ClassNK releases updates to its Guidelines for Container Stowage and Securing Arrangements. Classification society ClassNK (Chairman and President: Noboru Ueda) has released the second edition of its Guidelines for Container Stowage and Securing Arrangements
Classification society ClassNK has published the third version of its Guidelines for Gas Fuelled Ships which aims to provide comprehensive, up-to-date information on key design features relating to bunkering, hull structure, fire safety and explosion prevention measure.
New requirements for musters of newly embarked passengers prior to or immediately upon departure come into force January 1, 2015. Further SOLAS amendments entering into force address enclosed-space entry and rescue drills and the code for recognized organizations.
The future of marine fuels from the Liquefied Gas Carrier National Center of Expertise The Pacific Merchant Shipping Association hosted The Future of Marine Fuels: Emission Control Area and Liquefied Natural Gas Conference in San Pedro, California on December 4, 2014. Representing the U.S
The Federal Register Wednesday published the U.S. Coast Guard’s notice of proposed rulemaking amending its regulations on cruise ship terminal security. This proposed rule would standardize screening activities for all persons, baggage and personal effects at cruise ship terminals while
On November 21, the International Maritime Organization, or IMO, finalized the Polar Code and adopted amendments to the International Convention for the Safety of Life at Sea, or the SOLAS, which will create mandatory safety requirements for ships operating in Arctic and Antarctic waters.
SOLAS amendments to make IGF Code mandatory approved by Maritime Safety Committee The International Maritime Organization’s (IMO) Maritime Safety Committee (MSC), which met at the Organization's London headquarters for its 94th session, from November 17-21, 2014
The International Maritime Organization (IMO) today adopted the Polar Code aimed at regulating shipping in Polar Regions. Several environmental groups have criticized the measures for not going far enough to protect the Arctic and Antarctic environments
United Nations’ International Maritime Organization (IMO) has adopted global, binding regulations to enhance safety of navigation in polar waters.
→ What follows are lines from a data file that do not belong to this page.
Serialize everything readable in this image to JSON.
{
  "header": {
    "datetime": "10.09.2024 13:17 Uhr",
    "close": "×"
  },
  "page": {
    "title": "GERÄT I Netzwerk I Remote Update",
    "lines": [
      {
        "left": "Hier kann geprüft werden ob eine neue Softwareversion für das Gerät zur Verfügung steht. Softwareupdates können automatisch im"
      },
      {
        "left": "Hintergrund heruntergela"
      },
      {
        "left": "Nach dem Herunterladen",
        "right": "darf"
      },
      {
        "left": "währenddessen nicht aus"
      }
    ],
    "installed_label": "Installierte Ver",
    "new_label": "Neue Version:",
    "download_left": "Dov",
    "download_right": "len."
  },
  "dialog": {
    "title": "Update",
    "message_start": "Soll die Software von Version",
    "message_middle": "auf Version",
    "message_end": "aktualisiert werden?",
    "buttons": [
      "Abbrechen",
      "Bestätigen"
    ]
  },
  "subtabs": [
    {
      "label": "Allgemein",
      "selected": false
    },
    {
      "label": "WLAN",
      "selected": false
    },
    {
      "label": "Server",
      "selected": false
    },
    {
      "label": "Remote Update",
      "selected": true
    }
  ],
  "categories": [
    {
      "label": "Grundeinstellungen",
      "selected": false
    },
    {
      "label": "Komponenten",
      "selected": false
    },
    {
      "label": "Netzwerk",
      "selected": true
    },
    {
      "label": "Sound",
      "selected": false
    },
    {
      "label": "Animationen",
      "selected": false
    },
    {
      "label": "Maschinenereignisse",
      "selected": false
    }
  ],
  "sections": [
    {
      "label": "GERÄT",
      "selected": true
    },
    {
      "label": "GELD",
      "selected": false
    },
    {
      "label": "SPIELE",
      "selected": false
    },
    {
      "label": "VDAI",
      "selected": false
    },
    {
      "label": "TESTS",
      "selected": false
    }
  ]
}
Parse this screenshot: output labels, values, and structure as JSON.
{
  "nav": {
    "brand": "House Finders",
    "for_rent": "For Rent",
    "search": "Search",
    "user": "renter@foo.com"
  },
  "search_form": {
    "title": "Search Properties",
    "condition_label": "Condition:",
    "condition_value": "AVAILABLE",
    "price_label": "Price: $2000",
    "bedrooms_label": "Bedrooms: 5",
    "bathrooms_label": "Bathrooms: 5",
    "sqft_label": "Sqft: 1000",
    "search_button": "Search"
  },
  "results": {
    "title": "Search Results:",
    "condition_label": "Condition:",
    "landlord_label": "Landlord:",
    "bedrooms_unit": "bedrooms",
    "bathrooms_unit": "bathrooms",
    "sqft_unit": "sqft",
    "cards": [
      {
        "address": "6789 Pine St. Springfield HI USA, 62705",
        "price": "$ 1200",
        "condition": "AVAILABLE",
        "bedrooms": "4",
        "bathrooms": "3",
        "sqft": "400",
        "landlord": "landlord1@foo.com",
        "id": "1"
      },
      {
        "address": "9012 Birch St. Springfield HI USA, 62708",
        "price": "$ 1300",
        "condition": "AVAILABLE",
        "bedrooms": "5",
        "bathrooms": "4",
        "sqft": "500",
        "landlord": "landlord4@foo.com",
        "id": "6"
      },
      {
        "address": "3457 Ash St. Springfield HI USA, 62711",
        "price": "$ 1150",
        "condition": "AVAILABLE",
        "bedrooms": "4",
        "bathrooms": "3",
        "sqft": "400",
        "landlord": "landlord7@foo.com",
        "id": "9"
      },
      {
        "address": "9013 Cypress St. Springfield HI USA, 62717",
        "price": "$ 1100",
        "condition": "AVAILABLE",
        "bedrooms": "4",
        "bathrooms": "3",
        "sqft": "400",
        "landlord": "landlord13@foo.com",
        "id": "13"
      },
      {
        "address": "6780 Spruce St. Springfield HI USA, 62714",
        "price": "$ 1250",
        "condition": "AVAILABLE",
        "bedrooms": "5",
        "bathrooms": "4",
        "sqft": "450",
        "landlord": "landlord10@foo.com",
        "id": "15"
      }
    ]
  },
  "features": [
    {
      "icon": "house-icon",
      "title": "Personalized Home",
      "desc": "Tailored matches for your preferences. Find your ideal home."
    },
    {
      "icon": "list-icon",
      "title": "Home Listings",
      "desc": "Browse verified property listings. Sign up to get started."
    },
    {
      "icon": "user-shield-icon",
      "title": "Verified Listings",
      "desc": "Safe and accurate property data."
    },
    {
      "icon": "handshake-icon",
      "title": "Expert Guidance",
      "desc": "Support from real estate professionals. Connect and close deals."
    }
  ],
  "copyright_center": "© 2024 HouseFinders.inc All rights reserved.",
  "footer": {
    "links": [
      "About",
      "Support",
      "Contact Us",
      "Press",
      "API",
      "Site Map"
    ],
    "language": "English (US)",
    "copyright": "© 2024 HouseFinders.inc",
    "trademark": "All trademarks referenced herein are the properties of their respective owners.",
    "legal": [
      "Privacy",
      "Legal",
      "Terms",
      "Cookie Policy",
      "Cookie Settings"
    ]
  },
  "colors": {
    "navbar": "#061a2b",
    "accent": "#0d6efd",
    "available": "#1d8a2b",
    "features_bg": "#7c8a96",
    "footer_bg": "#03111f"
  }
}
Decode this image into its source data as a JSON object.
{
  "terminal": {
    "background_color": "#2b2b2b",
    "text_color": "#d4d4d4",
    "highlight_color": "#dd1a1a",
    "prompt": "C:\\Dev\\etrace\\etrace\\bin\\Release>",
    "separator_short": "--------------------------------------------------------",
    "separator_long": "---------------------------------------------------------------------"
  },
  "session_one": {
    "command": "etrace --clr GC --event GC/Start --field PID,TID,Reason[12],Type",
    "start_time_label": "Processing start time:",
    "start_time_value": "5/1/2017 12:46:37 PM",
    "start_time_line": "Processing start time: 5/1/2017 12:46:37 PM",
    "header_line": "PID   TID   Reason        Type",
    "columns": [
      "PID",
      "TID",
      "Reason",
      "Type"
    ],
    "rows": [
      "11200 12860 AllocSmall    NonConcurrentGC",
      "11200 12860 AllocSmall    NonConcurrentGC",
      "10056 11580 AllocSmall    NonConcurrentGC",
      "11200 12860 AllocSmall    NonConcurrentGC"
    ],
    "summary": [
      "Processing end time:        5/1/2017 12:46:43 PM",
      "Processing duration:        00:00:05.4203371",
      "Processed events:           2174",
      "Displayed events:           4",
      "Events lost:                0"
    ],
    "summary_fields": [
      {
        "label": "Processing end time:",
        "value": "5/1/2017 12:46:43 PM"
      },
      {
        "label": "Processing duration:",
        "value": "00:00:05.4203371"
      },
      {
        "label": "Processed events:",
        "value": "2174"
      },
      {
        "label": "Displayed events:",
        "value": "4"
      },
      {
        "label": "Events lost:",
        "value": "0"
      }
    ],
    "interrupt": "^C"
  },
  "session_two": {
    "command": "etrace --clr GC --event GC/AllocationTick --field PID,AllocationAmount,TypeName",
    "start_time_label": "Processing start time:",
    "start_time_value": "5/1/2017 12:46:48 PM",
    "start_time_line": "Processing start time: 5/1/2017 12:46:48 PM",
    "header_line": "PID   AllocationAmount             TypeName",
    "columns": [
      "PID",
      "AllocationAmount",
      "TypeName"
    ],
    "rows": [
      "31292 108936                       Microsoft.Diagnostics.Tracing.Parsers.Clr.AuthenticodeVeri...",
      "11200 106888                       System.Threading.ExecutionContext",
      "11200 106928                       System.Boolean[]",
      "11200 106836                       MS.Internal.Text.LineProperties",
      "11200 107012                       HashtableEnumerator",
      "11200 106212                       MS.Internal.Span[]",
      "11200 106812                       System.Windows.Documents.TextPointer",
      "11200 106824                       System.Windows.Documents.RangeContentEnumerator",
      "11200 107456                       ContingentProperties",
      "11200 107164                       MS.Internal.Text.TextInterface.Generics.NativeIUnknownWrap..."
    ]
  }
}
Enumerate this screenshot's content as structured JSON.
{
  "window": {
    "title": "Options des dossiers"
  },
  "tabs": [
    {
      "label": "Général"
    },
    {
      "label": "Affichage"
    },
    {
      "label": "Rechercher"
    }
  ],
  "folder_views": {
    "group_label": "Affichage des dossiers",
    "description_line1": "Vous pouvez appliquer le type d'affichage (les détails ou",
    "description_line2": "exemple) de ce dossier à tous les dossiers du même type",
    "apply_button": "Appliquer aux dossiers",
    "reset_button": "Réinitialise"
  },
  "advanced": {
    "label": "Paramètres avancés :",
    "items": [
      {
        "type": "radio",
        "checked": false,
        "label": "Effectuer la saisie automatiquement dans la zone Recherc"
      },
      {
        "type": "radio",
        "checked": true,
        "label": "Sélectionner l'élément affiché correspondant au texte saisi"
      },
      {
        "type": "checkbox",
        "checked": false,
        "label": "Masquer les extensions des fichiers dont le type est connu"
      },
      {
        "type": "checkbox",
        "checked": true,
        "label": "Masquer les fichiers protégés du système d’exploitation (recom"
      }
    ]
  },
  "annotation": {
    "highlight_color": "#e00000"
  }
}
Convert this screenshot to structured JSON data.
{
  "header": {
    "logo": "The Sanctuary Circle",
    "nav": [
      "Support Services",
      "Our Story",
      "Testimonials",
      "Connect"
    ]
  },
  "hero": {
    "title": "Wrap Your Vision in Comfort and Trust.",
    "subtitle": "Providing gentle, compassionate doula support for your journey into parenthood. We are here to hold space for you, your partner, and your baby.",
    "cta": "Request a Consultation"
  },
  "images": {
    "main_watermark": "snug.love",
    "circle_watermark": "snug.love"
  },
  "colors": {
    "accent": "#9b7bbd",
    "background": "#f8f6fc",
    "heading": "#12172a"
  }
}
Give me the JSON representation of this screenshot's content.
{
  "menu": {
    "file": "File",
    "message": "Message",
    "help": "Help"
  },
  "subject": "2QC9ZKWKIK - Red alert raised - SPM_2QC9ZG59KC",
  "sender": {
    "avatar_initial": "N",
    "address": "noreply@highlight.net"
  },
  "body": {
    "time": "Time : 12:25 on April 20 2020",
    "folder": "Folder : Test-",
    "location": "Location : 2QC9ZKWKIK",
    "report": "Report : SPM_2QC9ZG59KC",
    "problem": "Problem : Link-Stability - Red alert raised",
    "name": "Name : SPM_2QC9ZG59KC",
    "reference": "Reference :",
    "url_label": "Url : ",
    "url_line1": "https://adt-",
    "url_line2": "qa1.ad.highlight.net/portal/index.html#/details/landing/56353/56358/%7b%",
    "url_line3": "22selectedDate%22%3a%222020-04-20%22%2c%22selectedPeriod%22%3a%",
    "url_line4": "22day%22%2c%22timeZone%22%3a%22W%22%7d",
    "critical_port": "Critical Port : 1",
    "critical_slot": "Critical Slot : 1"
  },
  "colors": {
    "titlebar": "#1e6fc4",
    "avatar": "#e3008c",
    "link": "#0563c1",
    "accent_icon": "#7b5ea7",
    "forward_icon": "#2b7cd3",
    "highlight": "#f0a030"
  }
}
After several years’ intense negotiations, the IMO Maritime Safety Committee (MSC) has today adopted a new set of regulations on
The Great Lakes Shipyard in Cleveland, Ohio, has been contracted by New York Power Authority (NYPA) to build and deliver two new tugboats for the Niagara Power Plant’s winter operations in Buffalo, N.Y. The new tugs will augment and replace aging vessels that are used for the installation
Draft Polar Code approved by IMO’s Marine Environment Protection Committee A key step on the way to a mandatory Polar Code for ships operating in Arctic and Antarctic waters has been reached with the approval by the Marine Environment Protection Committee (MEPC) of the International
Recent casualties involving explosions aboard barges conducting tank cleaning operations alongside marine terminals have resulted in serious injuries to vessel crews and facility workers, catastrophic property damage, as well as harm to the environment